DATA FOR PROCESSING.
:::::

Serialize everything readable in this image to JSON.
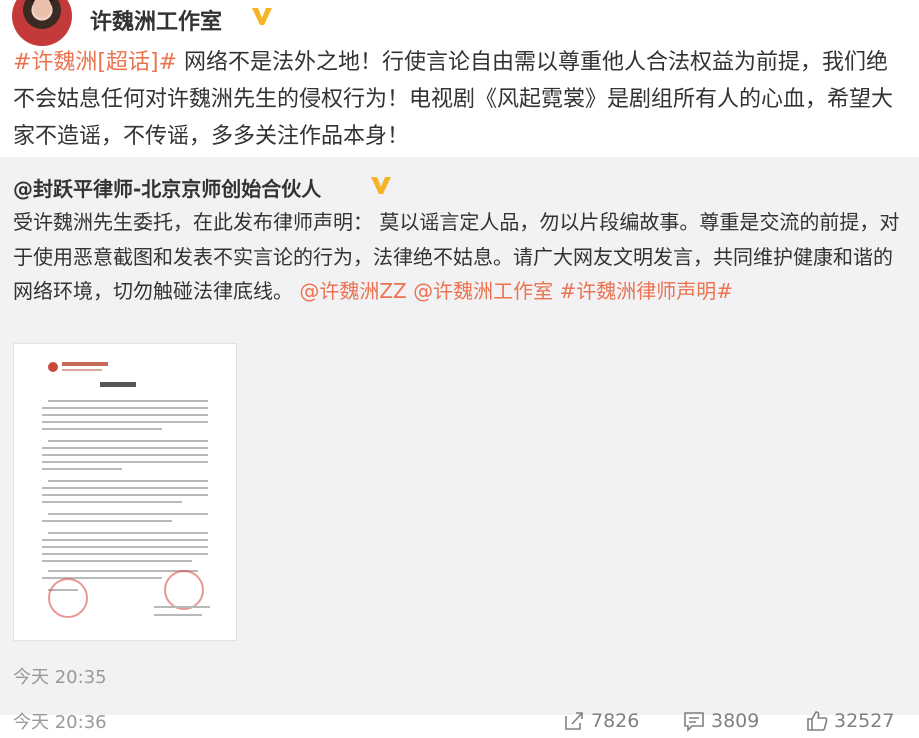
{
  "post": {
    "author": "许魏洲工作室",
    "topic": "#许魏洲[超话]#",
    "text": " 网络不是法外之地！行使言论自由需以尊重他人合法权益为前提，我们绝不会姑息任何对许魏洲先生的侵权行为！电视剧《风起霓裳》是剧组所有人的心血，希望大家不造谣，不传谣，多多关注作品本身！",
    "time": "今天 20:36"
  },
  "repost": {
    "author": "@封跃平律师-北京京师创始合伙人",
    "text": "受许魏洲先生委托，在此发布律师声明： 莫以谣言定人品，勿以片段编故事。尊重是交流的前提，对于使用恶意截图和发表不实言论的行为，法律绝不姑息。请广大网友文明发言，共同维护健康和谐的网络环境，切勿触碰法律底线。 ",
    "mention1": "@许魏洲ZZ",
    "mention2": "@许魏洲工作室",
    "topic": "#许魏洲律师声明#",
    "time": "今天 20:35"
  },
  "stats": {
    "shares": "7826",
    "comments": "3809",
    "likes": "32527"
  },
  "icons": {
    "verified": "verified-v-badge-icon",
    "share": "share-icon",
    "comment": "comment-icon",
    "like": "thumbs-up-icon"
  },
  "colors": {
    "accent": "#eb7350",
    "badge": "#f5b325",
    "repost_bg": "#f2f2f5",
    "muted": "#999999"
  }
}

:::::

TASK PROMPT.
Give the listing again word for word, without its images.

TASK ANSWER.
Serialize everything readable in this image to JSON.
{
  "post": {
    "author": "许魏洲工作室",
    "topic": "#许魏洲[超话]#",
    "text": " 网络不是法外之地！行使言论自由需以尊重他人合法权益为前提，我们绝不会姑息任何对许魏洲先生的侵权行为！电视剧《风起霓裳》是剧组所有人的心血，希望大家不造谣，不传谣，多多关注作品本身！",
    "time": "今天 20:36"
  },
  "repost": {
    "author": "@封跃平律师-北京京师创始合伙人",
    "text": "受许魏洲先生委托，在此发布律师声明： 莫以谣言定人品，勿以片段编故事。尊重是交流的前提，对于使用恶意截图和发表不实言论的行为，法律绝不姑息。请广大网友文明发言，共同维护健康和谐的网络环境，切勿触碰法律底线。 ",
    "mention1": "@许魏洲ZZ",
    "mention2": "@许魏洲工作室",
    "topic": "#许魏洲律师声明#",
    "time": "今天 20:35"
  },
  "stats": {
    "shares": "7826",
    "comments": "3809",
    "likes": "32527"
  },
  "icons": {
    "verified": "verified-v-badge-icon",
    "share": "share-icon",
    "comment": "comment-icon",
    "like": "thumbs-up-icon"
  },
  "colors": {
    "accent": "#eb7350",
    "badge": "#f5b325",
    "repost_bg": "#f2f2f5",
    "muted": "#999999"
  }
}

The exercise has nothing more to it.